Earlier this week, I wrote a story about two large lab-grown diamonds–one 5.19 carats and the other a 10.08-carat blue–recently examined by the Gemological Institute of America’s laboratory in Hong Kong.
In both articles, I noticed the GIA using the following terminology to refer to the stones’ color and clarity: “J-equivalent color” and “VS2-equivalent clarity” for the white diamond, and color equivalent to “fancy deep blue” for the colored stone.
This terminology, for me at least, raised questions about the GIA’s approach to grading synthetic diamonds.
On Wednesday, the very knowledgeable Tom Moses, the GIA’s executive vice president and chief laboratory and research officer, took some time to explain it to me.
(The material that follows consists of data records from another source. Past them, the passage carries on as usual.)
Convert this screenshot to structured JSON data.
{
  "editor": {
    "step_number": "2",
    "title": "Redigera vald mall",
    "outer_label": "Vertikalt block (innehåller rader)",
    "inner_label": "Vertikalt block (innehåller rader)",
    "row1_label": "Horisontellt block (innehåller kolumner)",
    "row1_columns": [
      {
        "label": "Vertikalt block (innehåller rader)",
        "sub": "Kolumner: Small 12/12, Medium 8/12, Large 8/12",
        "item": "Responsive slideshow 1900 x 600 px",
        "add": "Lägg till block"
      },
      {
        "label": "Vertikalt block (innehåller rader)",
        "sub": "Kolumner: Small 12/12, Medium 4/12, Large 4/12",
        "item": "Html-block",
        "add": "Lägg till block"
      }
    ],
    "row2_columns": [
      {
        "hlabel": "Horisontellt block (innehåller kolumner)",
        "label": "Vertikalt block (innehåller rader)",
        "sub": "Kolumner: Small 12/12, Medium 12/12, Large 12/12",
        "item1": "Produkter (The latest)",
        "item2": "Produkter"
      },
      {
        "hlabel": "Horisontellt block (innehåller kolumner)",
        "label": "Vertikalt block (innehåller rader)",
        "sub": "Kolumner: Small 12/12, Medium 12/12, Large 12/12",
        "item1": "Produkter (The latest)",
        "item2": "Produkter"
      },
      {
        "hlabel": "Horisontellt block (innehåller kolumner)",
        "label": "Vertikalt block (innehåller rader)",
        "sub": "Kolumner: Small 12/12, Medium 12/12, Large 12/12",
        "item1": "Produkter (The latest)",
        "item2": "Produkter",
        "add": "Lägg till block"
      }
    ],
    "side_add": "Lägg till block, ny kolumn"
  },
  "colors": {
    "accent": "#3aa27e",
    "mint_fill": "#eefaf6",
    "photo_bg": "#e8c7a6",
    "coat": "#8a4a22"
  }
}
Moses said the GIA has been issuing Synthetic Diamond Grading Reports for about 10 years.
On these reports, the GIA does not give specific color or clarity grades.
Instead, Moses said, it grades lab-grown diamonds in broader terms, calling, for example, stones in the D-E-F range “colorless” and those in the G-H-I range “near colorless.”
For clarity, the lab uses only VVS, VS, SI or I for synthetic diamonds.